If you want to create a view based on a derived table, do not use the sql_table_name parameter. Instead use the derived table parameter, described on the derived_table documentation page. The Looker IDE will return an error if you have both sql_table_name and derived_table in a view file.

If a view does not contain either the sql_table_name or the derived_table parameter, Looker assumes that the view is based on a database table, and that the name of the database table matches the name of the view. In other words, this:

view: my_name { ... }

is logically equivalent to this:

view: my_name {
  sql_table_name: my_name ;;

It is quite common to fall back on this default behavior, and not use sql_table_name. However, there are some major situations where it can be useful. First, in some cases you'll simply want the view to have a different name than the underlying table, such as to clean up a messy table name:

view: orders {
  sql_table_name: prod_orders_2 ;;

Additionally, there are cases when a view needs to be based on a database or schema that is not in the database user's default search path. You can then make references like this:

view: desired_view_name {
  sql_table_name: database_name.schema_name.table_name ;;

Federated joins

Joining two tables from different databases is called a federated join. Federated joins can be performed using Looker if the two databases are on the same SQL dialect, reside on the same physical machine, and are accessible from the same connection in Looker.

Under those conditions, you can create a federated join by specifying the database name of each table in the sql_table_name parameter for that view:

view: view_1 {
  sql_table_name: database_name.table_1 ;;

view: view_2 {
  sql_table_name: another_database_name.table_2 ;;

Then join these views using the sql_on parameter:

explore: view_1 {
  join: view_2 {
    sql_on: ${view_1.view_1_ID} = ${view_2.view_2_ID} ;;

If you want to join databases that are in different SQL dialects, we recommend replicating one database into the other so that you can pull all data from a single source.

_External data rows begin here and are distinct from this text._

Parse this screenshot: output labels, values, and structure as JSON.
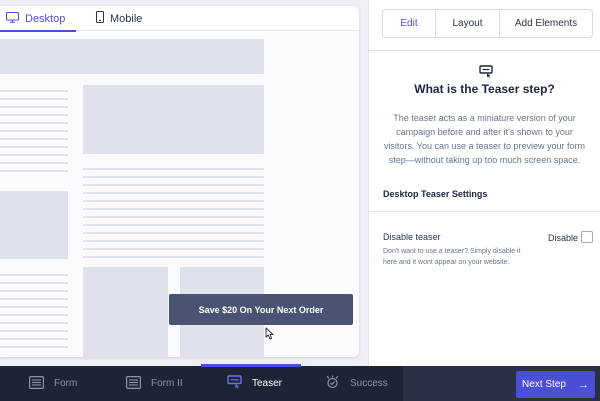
{
  "preview": {
    "tabs": [
      {
        "label": "Desktop",
        "icon": "desktop-icon",
        "active": true
      },
      {
        "label": "Mobile",
        "icon": "mobile-icon",
        "active": false
      }
    ],
    "teaser_button_label": "Save $20 On Your Next Order"
  },
  "panel": {
    "mode_tabs": [
      "Edit",
      "Layout",
      "Add Elements"
    ],
    "active_mode": "Edit",
    "title": "What is the Teaser step?",
    "description": "The teaser acts as a miniature version of your campaign before and after it's shown to your visitors. You can use a teaser to preview your form step—without taking up too much screen space.",
    "section_title": "Desktop Teaser Settings",
    "setting": {
      "label": "Disable teaser",
      "help": "Don't want to use a teaser? Simply disable it here and it wont appear on your website.",
      "checkbox_label": "Disable",
      "checked": false
    }
  },
  "nav": {
    "steps": [
      {
        "label": "Form",
        "icon": "form-icon",
        "active": false
      },
      {
        "label": "Form II",
        "icon": "form-icon",
        "active": false
      },
      {
        "label": "Teaser",
        "icon": "teaser-icon",
        "active": true
      },
      {
        "label": "Success",
        "icon": "success-icon",
        "active": false
      }
    ],
    "next_label": "Next Step"
  },
  "colors": {
    "accent": "#4a4fd6",
    "nav_bg": "#1e2436",
    "teaser_button": "#495473",
    "placeholder": "#dfe2ec"
  }
}
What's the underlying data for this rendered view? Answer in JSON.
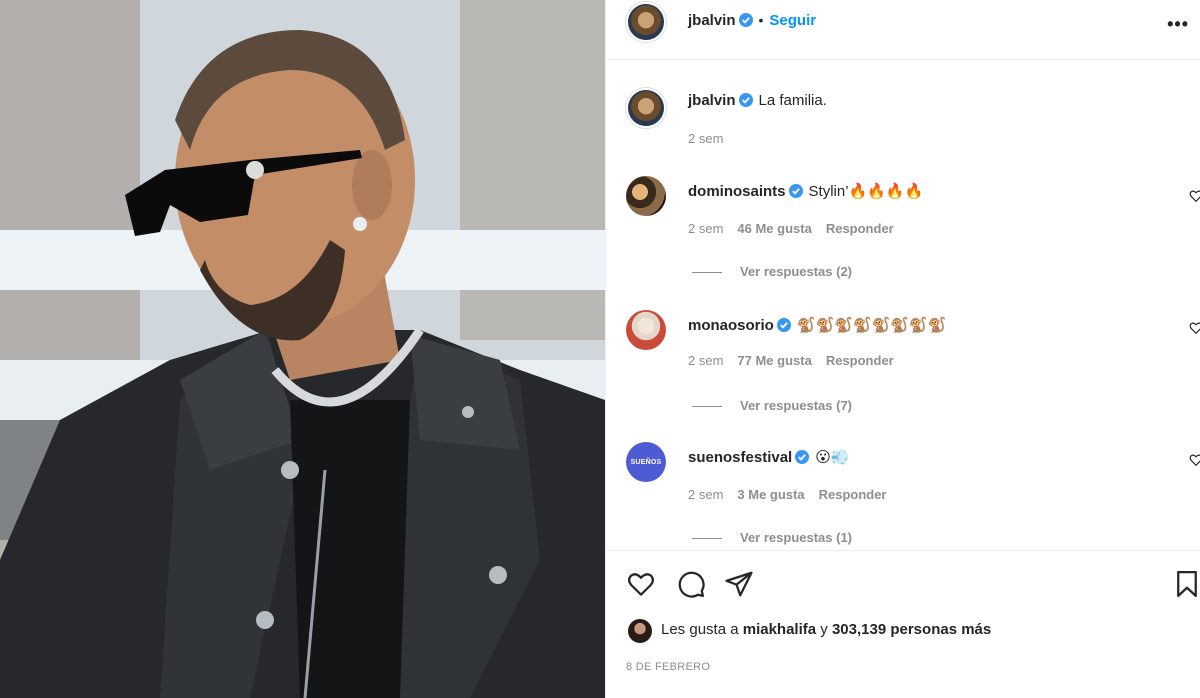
{
  "post": {
    "author": "jbalvin",
    "follow_label": "Seguir",
    "caption": "La familia.",
    "caption_time": "2 sem"
  },
  "comments": [
    {
      "user": "dominosaints",
      "text": "Stylin’🔥🔥🔥🔥",
      "time": "2 sem",
      "likes": "46 Me gusta",
      "reply": "Responder",
      "view_replies": "Ver respuestas (2)"
    },
    {
      "user": "monaosorio",
      "text": "🐒🐒🐒🐒🐒🐒🐒🐒",
      "time": "2 sem",
      "likes": "77 Me gusta",
      "reply": "Responder",
      "view_replies": "Ver respuestas (7)"
    },
    {
      "user": "suenosfestival",
      "text": "😮💨",
      "time": "2 sem",
      "likes": "3 Me gusta",
      "reply": "Responder",
      "view_replies": "Ver respuestas (1)"
    }
  ],
  "likes_line": {
    "prefix": "Les gusta a",
    "user": "miakhalifa",
    "connector": "y",
    "count": "303,139 personas más"
  },
  "date": "8 DE FEBRERO",
  "suenos_avatar_text": "SUEÑOS",
  "colors": {
    "accent": "#0095f6",
    "muted": "#8e8e8e",
    "text": "#262626"
  },
  "icons": [
    "verified-badge-icon",
    "more-options-icon",
    "heart-icon",
    "comment-icon",
    "share-icon",
    "bookmark-icon"
  ]
}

If you want to join across two MySQL databases on separate machines, you can perform a federated join across both database connections by creating a FEDERATED table using CONNECTION. Essentially, you establish a connection to tables on a different server entirely in your MySQL database. See this MySQL documentation to learn more.


Make the customers view rely on the customer_1 table from the default schema:

view: customers {
  sql_table_name: customer_1 ;;

Make the customers view rely on the customer_1 table from the analytics schema:

view: customers {
  sql_table_name: analytics.customer_1 ;;

Common challenges

Tables referenced by view must be accessible from the current connection

views are referenced by an explore or join parameter, which in turn is referenced by a model. The model determines which database connection is used (see connection for model). Database connections themselves are defined in the Admin section of Looker. When you reference a table in the sql_table_name parameter, the table needs to be accessible within the associated connection.

Unfriendly table names may require additional formatting

Some dialects require that table names that have unsupported characters, also known as "unfriendly" table names, be enclosed in square brackets, double quotes, or single quotes. For example, the table name Customers.PaymentInfo includes a period in the table name, which could be interpreted as a table called PaymentInfo in the schema Customers. To correct this, if your dialect requires square brackets, you can enclose the table name in square brackets, as follows:

sql_table_name: [Customers.PaymentInfo] ;;

If your dialect requires double quotes or single quotes, you would replace the square brackets for those characters.